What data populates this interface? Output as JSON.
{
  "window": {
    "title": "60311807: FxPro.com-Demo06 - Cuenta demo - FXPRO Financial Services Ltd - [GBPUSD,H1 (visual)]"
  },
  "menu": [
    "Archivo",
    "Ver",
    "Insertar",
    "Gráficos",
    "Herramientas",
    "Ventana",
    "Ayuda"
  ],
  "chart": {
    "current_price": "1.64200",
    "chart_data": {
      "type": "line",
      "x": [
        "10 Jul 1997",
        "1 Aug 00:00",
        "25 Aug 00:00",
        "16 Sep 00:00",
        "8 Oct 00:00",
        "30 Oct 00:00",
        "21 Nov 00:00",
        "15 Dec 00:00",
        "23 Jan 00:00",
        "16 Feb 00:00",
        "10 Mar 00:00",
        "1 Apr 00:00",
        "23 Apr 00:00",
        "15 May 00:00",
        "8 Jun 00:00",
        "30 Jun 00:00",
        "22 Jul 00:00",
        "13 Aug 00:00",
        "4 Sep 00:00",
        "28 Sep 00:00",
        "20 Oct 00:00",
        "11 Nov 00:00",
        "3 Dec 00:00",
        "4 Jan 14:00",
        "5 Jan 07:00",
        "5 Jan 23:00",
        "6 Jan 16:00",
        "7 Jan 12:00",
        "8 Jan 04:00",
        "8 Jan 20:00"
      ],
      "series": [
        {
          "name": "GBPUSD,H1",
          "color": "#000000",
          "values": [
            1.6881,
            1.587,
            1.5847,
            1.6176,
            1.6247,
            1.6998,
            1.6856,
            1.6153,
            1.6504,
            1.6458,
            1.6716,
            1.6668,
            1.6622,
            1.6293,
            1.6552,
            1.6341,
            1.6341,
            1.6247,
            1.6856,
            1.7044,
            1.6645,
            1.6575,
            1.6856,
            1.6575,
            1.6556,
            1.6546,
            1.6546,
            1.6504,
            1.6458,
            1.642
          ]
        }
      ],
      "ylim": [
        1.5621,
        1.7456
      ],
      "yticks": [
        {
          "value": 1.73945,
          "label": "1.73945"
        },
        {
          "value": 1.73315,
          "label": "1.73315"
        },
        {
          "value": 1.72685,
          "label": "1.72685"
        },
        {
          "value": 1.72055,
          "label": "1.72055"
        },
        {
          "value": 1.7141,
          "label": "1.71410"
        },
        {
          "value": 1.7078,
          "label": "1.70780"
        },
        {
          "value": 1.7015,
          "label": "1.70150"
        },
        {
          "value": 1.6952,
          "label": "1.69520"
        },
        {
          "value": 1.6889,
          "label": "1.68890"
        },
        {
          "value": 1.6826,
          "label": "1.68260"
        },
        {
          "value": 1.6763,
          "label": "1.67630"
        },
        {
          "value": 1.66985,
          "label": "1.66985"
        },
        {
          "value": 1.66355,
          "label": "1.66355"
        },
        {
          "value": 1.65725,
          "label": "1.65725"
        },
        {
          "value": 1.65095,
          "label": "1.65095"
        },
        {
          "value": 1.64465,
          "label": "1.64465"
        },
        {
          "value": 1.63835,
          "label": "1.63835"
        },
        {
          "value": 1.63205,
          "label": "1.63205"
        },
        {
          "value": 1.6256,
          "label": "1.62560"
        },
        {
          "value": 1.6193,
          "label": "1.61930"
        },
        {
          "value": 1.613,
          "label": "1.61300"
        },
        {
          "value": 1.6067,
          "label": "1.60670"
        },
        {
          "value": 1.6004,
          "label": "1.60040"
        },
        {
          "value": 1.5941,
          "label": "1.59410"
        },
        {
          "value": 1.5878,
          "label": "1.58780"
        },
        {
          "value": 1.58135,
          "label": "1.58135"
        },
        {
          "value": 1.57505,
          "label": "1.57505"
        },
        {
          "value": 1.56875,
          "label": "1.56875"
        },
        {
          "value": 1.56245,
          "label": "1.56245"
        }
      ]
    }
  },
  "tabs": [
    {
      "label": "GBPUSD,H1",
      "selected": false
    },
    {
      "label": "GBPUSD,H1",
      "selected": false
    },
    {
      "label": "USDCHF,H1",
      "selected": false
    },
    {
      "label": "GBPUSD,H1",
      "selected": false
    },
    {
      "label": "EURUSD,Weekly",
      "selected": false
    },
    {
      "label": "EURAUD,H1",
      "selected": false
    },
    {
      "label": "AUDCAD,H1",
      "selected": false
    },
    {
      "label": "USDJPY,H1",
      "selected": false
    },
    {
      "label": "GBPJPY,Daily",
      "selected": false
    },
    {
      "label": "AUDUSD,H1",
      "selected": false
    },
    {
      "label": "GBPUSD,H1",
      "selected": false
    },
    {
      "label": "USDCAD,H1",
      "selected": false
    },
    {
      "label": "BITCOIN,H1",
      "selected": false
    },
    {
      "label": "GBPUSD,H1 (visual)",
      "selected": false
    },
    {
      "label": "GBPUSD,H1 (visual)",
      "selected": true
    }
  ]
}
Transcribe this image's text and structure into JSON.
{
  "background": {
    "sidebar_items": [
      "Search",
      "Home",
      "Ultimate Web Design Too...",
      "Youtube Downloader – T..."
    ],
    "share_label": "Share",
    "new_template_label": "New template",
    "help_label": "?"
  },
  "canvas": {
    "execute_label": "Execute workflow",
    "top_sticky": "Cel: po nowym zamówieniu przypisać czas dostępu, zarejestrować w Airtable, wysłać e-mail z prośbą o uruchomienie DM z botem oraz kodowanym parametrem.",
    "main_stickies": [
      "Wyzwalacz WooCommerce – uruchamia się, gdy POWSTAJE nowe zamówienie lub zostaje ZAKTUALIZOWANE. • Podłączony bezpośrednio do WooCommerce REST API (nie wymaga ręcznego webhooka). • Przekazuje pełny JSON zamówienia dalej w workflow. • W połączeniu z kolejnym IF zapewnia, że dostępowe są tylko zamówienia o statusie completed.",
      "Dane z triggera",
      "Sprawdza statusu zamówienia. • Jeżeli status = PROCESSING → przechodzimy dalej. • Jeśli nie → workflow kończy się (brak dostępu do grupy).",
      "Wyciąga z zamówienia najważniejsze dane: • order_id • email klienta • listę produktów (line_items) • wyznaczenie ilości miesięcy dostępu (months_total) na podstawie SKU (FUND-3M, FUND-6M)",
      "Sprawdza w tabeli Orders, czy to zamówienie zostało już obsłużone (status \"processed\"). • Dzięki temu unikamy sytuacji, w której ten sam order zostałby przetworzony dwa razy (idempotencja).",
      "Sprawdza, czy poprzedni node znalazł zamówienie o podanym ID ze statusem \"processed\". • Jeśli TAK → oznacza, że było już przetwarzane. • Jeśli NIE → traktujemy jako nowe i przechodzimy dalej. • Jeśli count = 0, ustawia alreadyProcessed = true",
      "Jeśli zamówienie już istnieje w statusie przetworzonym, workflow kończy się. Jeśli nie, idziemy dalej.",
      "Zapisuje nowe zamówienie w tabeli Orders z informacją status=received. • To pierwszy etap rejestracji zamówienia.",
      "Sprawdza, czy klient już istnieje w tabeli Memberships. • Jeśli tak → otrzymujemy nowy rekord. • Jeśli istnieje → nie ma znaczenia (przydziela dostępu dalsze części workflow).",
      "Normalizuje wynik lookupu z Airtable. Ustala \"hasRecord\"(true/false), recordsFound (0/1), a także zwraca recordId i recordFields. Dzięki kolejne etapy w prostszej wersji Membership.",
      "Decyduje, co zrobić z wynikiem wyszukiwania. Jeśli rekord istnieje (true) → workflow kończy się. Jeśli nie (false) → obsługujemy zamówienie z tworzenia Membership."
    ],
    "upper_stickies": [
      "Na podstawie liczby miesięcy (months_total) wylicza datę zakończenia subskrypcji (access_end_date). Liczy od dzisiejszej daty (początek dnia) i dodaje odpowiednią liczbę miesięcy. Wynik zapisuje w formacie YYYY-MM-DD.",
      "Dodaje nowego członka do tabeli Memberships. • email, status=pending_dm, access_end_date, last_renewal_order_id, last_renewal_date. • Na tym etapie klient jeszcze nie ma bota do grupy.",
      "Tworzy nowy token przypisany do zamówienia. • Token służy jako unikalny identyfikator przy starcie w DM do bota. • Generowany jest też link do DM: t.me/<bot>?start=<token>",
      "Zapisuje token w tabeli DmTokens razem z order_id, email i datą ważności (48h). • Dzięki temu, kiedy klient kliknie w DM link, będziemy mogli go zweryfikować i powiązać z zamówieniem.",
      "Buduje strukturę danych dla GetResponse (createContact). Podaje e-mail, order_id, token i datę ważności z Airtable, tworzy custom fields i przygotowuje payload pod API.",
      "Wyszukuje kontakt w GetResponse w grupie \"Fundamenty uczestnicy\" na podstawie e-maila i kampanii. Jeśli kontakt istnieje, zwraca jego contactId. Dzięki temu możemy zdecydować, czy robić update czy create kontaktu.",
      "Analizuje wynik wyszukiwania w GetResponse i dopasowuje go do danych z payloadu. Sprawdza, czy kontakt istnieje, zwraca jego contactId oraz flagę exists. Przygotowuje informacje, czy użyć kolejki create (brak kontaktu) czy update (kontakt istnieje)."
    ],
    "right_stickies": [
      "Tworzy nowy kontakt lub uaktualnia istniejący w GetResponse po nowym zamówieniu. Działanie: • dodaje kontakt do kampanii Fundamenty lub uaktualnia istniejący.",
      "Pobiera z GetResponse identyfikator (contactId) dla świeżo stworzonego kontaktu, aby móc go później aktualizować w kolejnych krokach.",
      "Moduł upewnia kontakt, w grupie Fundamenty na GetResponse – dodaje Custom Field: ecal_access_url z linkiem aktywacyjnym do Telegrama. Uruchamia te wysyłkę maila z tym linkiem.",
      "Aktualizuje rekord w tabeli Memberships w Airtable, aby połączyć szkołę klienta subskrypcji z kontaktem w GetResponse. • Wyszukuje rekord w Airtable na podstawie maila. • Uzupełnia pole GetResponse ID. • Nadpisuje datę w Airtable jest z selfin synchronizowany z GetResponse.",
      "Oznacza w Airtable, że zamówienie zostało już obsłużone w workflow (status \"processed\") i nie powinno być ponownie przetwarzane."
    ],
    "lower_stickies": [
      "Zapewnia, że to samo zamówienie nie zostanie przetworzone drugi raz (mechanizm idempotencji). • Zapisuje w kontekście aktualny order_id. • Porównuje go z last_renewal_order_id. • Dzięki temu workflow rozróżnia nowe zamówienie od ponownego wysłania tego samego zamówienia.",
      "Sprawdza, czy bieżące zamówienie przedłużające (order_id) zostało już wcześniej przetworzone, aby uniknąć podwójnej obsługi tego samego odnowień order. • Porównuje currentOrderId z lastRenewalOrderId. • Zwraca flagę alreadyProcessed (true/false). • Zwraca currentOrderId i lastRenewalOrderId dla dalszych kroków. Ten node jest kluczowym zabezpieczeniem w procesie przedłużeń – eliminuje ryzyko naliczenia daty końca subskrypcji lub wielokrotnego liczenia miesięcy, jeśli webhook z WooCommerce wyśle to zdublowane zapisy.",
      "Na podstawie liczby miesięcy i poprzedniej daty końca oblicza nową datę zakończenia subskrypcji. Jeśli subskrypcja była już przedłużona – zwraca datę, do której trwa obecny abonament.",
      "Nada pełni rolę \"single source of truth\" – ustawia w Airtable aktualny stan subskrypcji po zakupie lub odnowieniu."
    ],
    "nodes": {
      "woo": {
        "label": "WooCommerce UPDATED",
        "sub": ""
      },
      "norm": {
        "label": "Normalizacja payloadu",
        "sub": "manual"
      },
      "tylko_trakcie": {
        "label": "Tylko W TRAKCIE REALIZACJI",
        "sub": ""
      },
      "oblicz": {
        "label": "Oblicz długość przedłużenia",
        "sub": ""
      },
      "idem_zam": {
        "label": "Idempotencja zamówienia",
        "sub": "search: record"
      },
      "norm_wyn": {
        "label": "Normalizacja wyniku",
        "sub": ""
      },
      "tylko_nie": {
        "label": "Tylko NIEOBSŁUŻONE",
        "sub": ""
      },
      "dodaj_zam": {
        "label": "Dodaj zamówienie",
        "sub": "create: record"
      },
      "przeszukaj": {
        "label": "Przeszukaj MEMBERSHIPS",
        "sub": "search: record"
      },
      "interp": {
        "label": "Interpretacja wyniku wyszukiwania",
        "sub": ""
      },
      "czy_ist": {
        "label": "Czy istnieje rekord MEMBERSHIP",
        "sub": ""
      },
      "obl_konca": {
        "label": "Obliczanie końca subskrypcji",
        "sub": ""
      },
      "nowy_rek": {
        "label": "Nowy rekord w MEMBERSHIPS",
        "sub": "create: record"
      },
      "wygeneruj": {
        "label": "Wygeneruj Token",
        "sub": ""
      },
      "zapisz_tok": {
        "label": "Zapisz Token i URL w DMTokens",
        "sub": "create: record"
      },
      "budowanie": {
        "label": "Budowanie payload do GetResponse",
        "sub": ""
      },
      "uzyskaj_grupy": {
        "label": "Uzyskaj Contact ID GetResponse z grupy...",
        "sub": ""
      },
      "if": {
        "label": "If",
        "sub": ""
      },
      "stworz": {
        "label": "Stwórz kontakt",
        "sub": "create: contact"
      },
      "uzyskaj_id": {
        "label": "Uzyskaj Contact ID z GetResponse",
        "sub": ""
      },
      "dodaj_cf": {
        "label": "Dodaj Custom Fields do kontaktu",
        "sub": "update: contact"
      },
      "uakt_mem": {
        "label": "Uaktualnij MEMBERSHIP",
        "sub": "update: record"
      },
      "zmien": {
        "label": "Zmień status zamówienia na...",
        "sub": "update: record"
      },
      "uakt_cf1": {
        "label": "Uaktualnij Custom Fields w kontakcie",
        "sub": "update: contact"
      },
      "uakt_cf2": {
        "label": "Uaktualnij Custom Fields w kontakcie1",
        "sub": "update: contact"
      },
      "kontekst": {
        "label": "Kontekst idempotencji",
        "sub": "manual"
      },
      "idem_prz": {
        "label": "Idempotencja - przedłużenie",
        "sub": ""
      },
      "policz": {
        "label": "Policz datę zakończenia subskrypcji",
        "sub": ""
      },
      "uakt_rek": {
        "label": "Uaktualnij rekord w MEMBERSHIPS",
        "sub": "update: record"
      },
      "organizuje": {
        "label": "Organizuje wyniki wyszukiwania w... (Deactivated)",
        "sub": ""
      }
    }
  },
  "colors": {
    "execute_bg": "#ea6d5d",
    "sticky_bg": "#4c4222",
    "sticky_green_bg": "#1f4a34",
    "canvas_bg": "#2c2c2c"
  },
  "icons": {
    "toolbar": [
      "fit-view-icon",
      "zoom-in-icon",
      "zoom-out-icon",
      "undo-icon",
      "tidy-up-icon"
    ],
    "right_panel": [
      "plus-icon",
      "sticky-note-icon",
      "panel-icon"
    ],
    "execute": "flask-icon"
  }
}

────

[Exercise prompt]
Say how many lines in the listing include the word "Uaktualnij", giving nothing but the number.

[Task solution]
4